Many members of the Havasupai Tribe gathered in the shadow of Red Butte to hold a four-day gathering this past weekend to learn and heal those in attendance.
The event lasted from Thursday through Sunday and ended before Indigenous People's Day, a day celebrated federally as Columbus Day on Monday. Havasupai council member Carletta Tilousi saw many different people from tribes like the Navajo, Hopi, Hualapai, San Juan Southern Paiute, Cibecue and Shoshone present at the gathering to heal, eat food, sing, dance and learn about other cultures.
Tilousi appreciated the effort people took to be physically present at the gathering.
“I think it went really well. I think everybody worked hard and we were able to put this together to educate one another, support one another and bring healing to one another,” Tilousi said.

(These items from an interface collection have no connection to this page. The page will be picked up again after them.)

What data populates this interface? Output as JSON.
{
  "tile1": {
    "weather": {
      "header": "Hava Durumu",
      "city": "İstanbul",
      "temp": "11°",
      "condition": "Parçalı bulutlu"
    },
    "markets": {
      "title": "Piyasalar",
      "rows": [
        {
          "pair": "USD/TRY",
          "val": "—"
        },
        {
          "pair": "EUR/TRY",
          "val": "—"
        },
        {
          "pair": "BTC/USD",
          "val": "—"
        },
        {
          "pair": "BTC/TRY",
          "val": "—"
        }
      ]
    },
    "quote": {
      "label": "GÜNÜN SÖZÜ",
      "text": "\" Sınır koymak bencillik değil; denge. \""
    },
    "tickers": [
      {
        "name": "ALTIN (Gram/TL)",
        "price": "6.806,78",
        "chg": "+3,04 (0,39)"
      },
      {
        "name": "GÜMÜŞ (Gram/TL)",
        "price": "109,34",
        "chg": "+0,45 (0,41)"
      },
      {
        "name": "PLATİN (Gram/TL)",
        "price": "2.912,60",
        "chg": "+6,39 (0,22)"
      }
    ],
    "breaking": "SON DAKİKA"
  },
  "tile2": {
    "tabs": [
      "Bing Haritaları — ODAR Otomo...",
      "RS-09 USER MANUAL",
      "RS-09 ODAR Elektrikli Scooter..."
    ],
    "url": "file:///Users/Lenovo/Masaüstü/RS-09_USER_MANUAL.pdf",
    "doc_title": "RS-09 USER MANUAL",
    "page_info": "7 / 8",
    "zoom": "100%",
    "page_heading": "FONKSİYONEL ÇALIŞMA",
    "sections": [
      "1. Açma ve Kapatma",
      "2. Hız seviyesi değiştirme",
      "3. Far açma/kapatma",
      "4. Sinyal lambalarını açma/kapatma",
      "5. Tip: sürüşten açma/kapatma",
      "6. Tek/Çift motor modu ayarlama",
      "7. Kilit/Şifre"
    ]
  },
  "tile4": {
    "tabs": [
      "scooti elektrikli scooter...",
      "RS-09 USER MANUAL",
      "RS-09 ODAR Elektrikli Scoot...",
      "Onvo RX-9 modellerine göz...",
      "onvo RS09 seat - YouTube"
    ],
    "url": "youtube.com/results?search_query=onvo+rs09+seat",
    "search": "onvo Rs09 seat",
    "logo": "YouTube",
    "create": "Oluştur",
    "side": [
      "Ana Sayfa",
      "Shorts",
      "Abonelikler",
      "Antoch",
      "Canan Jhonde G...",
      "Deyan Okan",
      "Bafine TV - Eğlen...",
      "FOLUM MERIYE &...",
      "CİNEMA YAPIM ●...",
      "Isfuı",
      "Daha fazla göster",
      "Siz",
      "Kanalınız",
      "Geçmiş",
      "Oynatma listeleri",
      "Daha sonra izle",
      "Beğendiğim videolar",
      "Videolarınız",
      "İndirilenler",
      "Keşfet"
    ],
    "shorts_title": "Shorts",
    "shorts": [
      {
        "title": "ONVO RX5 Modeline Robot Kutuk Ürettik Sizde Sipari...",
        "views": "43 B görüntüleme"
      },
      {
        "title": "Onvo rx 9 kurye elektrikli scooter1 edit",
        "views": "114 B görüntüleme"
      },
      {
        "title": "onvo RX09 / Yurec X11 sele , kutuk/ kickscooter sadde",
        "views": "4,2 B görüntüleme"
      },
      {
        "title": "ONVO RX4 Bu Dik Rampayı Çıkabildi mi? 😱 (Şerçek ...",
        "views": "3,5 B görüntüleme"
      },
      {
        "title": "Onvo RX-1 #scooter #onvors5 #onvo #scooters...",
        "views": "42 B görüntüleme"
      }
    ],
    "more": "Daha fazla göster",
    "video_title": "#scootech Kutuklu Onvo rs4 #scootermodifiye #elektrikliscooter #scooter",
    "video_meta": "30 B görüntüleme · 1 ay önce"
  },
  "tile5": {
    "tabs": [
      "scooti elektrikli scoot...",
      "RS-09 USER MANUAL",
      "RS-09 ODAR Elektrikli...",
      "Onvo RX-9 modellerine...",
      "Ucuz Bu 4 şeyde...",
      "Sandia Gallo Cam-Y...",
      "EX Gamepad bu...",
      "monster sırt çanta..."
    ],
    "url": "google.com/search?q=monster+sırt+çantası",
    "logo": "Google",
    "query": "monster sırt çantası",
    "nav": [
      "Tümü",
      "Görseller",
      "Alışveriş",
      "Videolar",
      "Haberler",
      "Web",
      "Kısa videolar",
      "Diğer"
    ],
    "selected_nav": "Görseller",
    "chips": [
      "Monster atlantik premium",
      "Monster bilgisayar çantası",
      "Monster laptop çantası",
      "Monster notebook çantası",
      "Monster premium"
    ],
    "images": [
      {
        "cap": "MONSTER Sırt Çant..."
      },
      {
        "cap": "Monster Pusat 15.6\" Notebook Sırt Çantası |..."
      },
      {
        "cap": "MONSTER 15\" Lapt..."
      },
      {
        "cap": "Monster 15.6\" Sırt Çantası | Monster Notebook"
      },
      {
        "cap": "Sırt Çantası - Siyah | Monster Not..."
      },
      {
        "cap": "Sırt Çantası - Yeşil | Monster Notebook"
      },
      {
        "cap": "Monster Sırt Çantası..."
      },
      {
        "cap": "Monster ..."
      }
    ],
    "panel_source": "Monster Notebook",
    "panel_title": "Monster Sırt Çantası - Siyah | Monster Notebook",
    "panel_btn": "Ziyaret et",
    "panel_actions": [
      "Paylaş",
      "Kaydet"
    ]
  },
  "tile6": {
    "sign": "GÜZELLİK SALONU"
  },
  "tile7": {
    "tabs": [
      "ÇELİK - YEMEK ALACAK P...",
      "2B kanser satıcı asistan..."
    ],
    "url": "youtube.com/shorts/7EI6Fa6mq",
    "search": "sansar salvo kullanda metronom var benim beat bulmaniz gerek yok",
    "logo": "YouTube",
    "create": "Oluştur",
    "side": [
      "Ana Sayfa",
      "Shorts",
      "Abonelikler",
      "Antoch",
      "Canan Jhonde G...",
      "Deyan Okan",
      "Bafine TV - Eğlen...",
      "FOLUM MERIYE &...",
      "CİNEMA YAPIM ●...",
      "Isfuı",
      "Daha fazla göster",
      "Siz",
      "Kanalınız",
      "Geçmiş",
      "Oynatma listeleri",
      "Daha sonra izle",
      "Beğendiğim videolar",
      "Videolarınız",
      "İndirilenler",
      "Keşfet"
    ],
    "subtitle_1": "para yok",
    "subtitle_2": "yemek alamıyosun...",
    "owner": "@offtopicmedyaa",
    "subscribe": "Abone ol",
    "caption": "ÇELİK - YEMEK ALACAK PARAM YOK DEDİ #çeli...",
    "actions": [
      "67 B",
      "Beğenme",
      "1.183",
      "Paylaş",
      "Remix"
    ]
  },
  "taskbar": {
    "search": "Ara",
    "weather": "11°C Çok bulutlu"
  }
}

The gathering came on the heels of the Supreme Court’s decision to dismiss the legal challenges to the Northern Arizona Mineral Withdrawal.
The withdrawal banned new uranium mining operations from opening in northern Arizona for 20 years to allow time for scientists to study the possible impacts on the Havasupai water supply. The Supreme Court decision effectively protects the 2011 withdrawal from a judge overturning the ban.
And while the current presidential administration could still revoke the ban, Muriel Coochwytewa, chairwoman of the Havasupai Tribe, still considers the dismissal a victory.
“We have shown that the Havasupai Tribe, although we may be few in numbers, speak powerfully when our voices are joined and amplified with other people who care too much to stay silent,” Coochwytewa said.
Many in attendance also spoke out against the way the Havasupai have been treated by the federal government and by corporations looking to mine uranium ore. Leona Morgan, Haul No organizer, was in attendance to speak out against the actions by local mining that could have a serious impact on the Havasupai.
“I think it’s a blatant disregard of the Havasupai presence of this land since time in memorium,” Leona said. “As Diné (Navajo) I’m just here to support the Havasupai.”
Joseph Tessay, of the Cibecue Tribe on the Fort-Apache reservation, said he’s been invited to places like Standing Rock to share his songs about how the world came to be and different elements of life. He was happy to learn and share with other tribes at the gathering.
“I enjoy showing my culture, showcasing and letting the world that we as Apache still think our culture is strong,” Tessay said.
As the clouds rolled over the landscape during the gathering, Red Butte and the surrounding land stood as a reminder of what the Havasupai believe had been taken from them.
“This is our original homeland,” Tilousi said. “We’re basically just coming home and paying homage to our sacred places, and we invited other tribes to join us in this experience.”